It’d be remiss of me to end this article without mentioning the post-credits scenes, one of the most charming aspects of the show. In these scenes, Hitomi is influenced over and over by a girl named Oshie, who has an enormous crush on her. Oshie’s helpful advice and protective nature mimic the actions of a greater honeyguide, a bird possessing a symbiotic relationship with honey badgers. These segments are irrelevant and unimportant, but something about seeing Oshie continuously try to win over Hitomi is endearing, not to mention humorous every time her plans go awry as the narrator reminds the audience that Oshie is not a therianthrope honeyguide. “Guide them, Oshie!”

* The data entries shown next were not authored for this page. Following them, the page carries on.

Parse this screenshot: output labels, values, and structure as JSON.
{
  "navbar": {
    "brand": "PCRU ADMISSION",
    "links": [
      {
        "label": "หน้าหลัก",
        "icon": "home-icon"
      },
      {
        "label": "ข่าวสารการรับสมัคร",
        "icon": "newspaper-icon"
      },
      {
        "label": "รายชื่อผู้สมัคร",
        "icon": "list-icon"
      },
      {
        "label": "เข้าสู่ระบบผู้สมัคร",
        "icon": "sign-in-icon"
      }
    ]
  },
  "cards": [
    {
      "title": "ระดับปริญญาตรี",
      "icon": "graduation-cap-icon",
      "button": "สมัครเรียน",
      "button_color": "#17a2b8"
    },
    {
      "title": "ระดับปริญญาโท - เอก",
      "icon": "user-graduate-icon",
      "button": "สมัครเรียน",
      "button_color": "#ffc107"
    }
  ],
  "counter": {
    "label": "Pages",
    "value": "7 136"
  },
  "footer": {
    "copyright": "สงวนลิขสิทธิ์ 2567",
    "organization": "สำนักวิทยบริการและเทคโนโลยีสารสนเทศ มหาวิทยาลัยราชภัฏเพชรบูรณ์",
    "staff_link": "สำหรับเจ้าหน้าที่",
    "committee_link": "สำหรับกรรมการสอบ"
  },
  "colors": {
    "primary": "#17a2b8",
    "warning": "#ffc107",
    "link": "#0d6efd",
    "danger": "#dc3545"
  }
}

From what I’ve heard, Smut of the Season is already taken by Citrus, so I guess Killing Bites has to settle for Trash of the Season. But, hey! Prison School was also Trash of the Season and look how well that anime turned out. Just goes to show what can be accomplished when a trashy show plays up its own ridiculousness, and Killing Bites turned out to be a blast despite its weak points. The show’s plot is basically an excuse to pit furries against one another in a battle royale. And that’s just fine. This isn’t a show that cares about narrative structure. It doesn’t care about character arcs or dramatic tension. It only cares about being outright entertaining. If furry-infused Dragon Ball x Battle Royale sounds up your alley, this is the show for you.
- Consistently good visuals
- Characters are likable, if bland.
- Stupid fun if you don't think too hard about it.
- Animal trivia is integrated nicely into the action.
- Histrionics are dialed up way too high.
- Personalities are pretty thin.
- The actual plot is lost.
- Destroyal rules are glossed over.
- Some content is in poor taste.